Britt Conroy, who works in the First Year Experience office, is a veteran who leads yoga and meditation sessions for veteran students and also offers these experiences for staff and faculty members of the third floor of Buley Library, where her office is located. Her nominator, who also works on Buley’s third floor, wrote that she observes Conroy “consistently comforting and encouraging a population of students who are academically at risk for many different reasons and obstacles, some of which are out of their control completely. She provides a safe space for students and community members daily in her work. Britt does this additionally to her role in the FYE office. Britt helps to make the third floor of the library a place where each and every individual matters and feels just as important as the next. We are really lucky to have her as part of the Southern family.”

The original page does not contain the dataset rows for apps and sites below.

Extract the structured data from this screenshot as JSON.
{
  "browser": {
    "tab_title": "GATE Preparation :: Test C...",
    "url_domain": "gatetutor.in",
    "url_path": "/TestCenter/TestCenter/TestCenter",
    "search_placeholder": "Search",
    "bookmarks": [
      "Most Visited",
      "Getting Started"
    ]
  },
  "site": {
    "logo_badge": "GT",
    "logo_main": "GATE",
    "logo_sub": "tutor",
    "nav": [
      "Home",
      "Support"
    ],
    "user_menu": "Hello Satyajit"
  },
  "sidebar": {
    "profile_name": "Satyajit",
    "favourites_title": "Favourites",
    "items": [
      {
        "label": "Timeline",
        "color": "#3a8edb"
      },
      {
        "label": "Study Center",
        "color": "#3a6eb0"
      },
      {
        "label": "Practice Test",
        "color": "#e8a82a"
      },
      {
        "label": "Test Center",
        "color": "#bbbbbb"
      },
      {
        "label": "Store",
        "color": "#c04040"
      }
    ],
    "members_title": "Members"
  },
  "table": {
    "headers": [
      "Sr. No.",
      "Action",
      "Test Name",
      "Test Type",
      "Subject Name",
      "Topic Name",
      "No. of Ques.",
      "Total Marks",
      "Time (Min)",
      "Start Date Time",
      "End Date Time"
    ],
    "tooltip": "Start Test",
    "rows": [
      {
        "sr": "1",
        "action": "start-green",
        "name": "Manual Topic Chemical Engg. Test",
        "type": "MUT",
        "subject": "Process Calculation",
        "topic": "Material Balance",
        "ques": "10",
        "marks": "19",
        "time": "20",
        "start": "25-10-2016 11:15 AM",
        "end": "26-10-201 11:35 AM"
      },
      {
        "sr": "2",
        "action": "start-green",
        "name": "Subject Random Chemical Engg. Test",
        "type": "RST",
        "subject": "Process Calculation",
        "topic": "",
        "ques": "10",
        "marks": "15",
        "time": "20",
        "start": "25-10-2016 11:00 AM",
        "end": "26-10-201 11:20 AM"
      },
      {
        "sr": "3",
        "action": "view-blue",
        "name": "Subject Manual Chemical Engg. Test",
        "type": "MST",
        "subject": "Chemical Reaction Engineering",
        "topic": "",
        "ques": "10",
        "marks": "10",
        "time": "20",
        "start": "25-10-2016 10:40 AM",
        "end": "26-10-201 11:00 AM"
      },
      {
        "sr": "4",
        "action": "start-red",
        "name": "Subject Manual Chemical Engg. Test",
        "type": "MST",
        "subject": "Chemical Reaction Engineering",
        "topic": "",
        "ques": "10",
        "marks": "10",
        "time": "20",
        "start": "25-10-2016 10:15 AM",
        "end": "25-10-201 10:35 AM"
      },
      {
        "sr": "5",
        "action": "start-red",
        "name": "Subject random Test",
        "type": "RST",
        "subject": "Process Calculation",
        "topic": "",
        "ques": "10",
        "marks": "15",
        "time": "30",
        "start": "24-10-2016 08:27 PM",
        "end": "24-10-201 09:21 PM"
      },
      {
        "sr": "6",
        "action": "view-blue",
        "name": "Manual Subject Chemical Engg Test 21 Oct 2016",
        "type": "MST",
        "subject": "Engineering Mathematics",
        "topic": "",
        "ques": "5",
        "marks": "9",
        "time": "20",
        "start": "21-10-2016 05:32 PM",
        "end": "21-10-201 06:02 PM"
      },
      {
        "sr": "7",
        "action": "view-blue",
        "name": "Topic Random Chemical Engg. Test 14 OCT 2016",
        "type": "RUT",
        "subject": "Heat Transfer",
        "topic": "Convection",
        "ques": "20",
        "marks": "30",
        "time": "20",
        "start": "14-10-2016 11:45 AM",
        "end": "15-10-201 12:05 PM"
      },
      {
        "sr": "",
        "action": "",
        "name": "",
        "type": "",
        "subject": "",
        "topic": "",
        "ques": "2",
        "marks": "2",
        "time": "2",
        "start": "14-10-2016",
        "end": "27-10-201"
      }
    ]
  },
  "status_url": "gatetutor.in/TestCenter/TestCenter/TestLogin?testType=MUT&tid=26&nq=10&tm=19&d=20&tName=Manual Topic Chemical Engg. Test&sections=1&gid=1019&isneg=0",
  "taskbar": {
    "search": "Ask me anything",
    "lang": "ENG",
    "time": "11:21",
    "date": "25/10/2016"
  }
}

As a licensed clinical social worker, Associate Professor of Nursing Cheryl Green is one of the founding members of the National Association of Social Worker’s first Cultural Diversity Committee in the state of Connecticut. Through this committee, at a legislative level, Green and her social work colleagues have supported legislation on LGBTQ Health and Social Work Title rights, and transfer of licensure from state to state. As a registered nurse, Green is published in the area of incivility and bullying in clinical practice and academic settings. She is also participating in the writing of a white paper on equity with National Education in Nursing Collaborative (NEPIN). Her nominator wrote that “civility and equity are important in the development of healthy environments that do not just talk about social justice, but live it.”

Congratulations to December’s Top Owl Award winners!

To nominate someone for a Top Owl Award, visit the university’s Social Justice website.